Offendersin the mental health courts are able to get medication for theirillness 9Champion,Hartley,and Rabe,2012).It is the mandate of the court to ensure all the offenders take theirmedication and cater for the expenses. Prior the introduction ofthese courts, the criminal justice courts could treat the mentallyill offenders as any other offenders. They would attend the regularcourts and sentenced to jail and state prison just like personswithout mental illness. The offenders would go through incarcerationand make no change. Later, they would go back to the community withthe same mental illness, or even more worse. The mental health courtsrecognise that the offenders have health issues hence, they work toreduce or get lid of the problem.

Thecourt offer intervention and assistance to the defendants, and mouldthem to become better and productive in the society. Mental healthcourts are critical feature of criminal justice system as theyimprove the value of life of the participants. The main objective ofmental health courts is to mandate and monitor the treatment ofdefendants to better their lives, as well as increase the publicsafety. According to (Schneider,Bloom,and Heerema,2007),participants diverts from criminal justice system into substanceabuse or community mental treatment. To achieve this goal, the mentalhealth courts separate the criminal court, direct people with mentalproblem into the community treatment, and supervise the defendants toensure they meet the court requirements, and offer voluntaryparticipation and incentive for compliance. The court allows theparticipants to remain in the community and amend their behaviours.In addition, they equip them with skills to improve their lives andavoid destructive behaviours.

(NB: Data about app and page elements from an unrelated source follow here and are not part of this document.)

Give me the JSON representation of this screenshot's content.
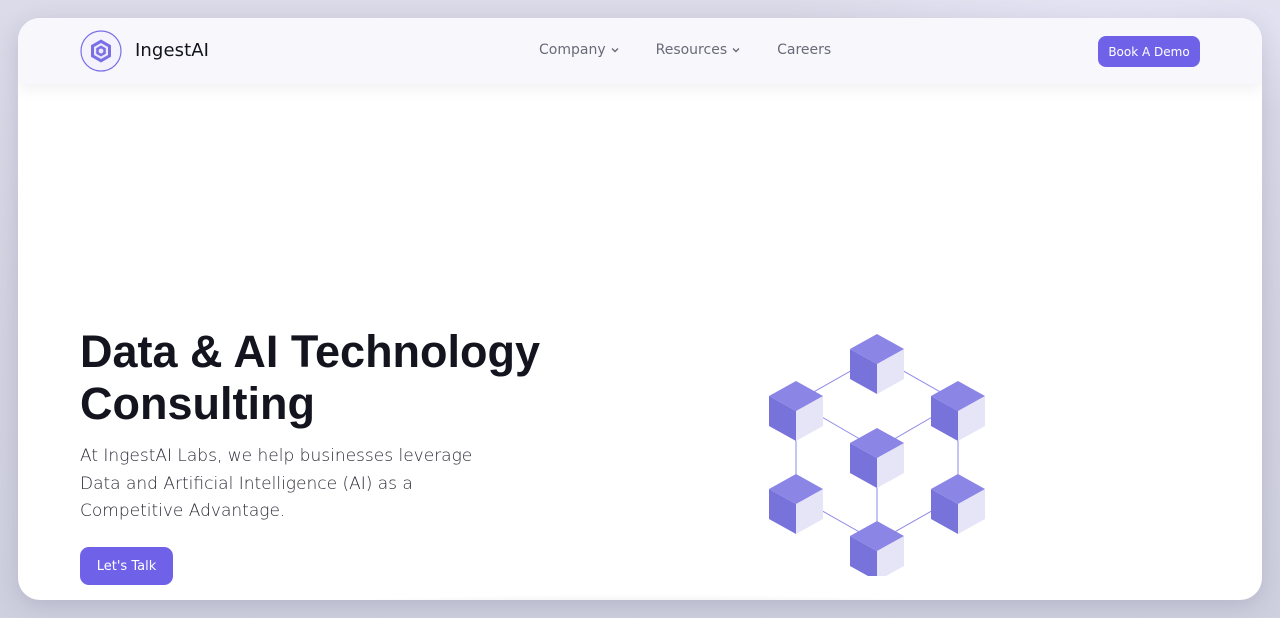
{
  "brand": {
    "name": "IngestAI",
    "logo_icon": "hexagon-logo-icon"
  },
  "nav": {
    "items": [
      {
        "label": "Company",
        "has_dropdown": true
      },
      {
        "label": "Resources",
        "has_dropdown": true
      },
      {
        "label": "Careers",
        "has_dropdown": false
      }
    ],
    "cta_label": "Book A Demo"
  },
  "hero": {
    "title_line1": "Data & AI Technology",
    "title_line2": "Consulting",
    "subtitle": "At IngestAI Labs, we help businesses leverage Data and Artificial Intelligence (AI) as a Competitive Advantage.",
    "cta_label": "Let's Talk",
    "illustration_icon": "cube-network-icon"
  },
  "colors": {
    "accent": "#6f62e8",
    "cube_top": "#8b85e6",
    "cube_left": "#7873db",
    "cube_right": "#e6e5f7",
    "text_dark": "#14141f"
  }
}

Further,the mental health courts intend to reduce recidivism. According toSchneideret al. (2007),mental health courts have so far achieved to minimise recidivism to acertain degree. In addition, he found that the courts have someeffectiveness in reducing successive attachment with the criminaljustice system. There are less jail days, technical violations, andnew arrests. After the introduction of mental health courts, therehas been a tremendous decrease of crime rate for the participants.

Inaddition, mental health courts reduce the cost and the time fordiversion process. Normal criminal courts incur highercommunity-based treatment cost and higher jail costs compared tomental health courts (Championet. al., 2012).The significance of the mental health courts is also experienced witha decrease for time that the participants stay in jail before andafter diversion. A research conducted by Hemmenset. al., (2010), shows that participants in diverted program spendmore time in the community compared to participants in non-divertedprogram.

Indeed,mental health courts are effective to both the participants and thesociety in general. As much as the offenders improve their lives, thesociety is assured for public safety. Once the offenders are healed,there are rare chances that they will conduct further offences.Therefore, the speciality courts are more effective alternativecompared to the traditional criminal justice process practices. Thesecourts reduce recidivism, positively affect lives, reduce recurrenceof offence, as well as connect the offenders with their communities.

References

Champion,D. J., Hartley, R. D., &amp Rabe, G. A. (2012).Criminal courts:Structure,process, and issues(3rded.).UpperSaddleRiver, NJ:PearsonEducation, Inc

Hemmens,C., Brody, D. C., &amp Spohn, C. (2010).&nbspCriminalcourts: A contemporary perspective.Los Angeles: Sage.

Schneider,R. D., Bloom, H., &amp Heerema, M. (2007).&nbspMentalhealth courts: Decriminalizing the mentsally ill.Toronto: Irwin Law.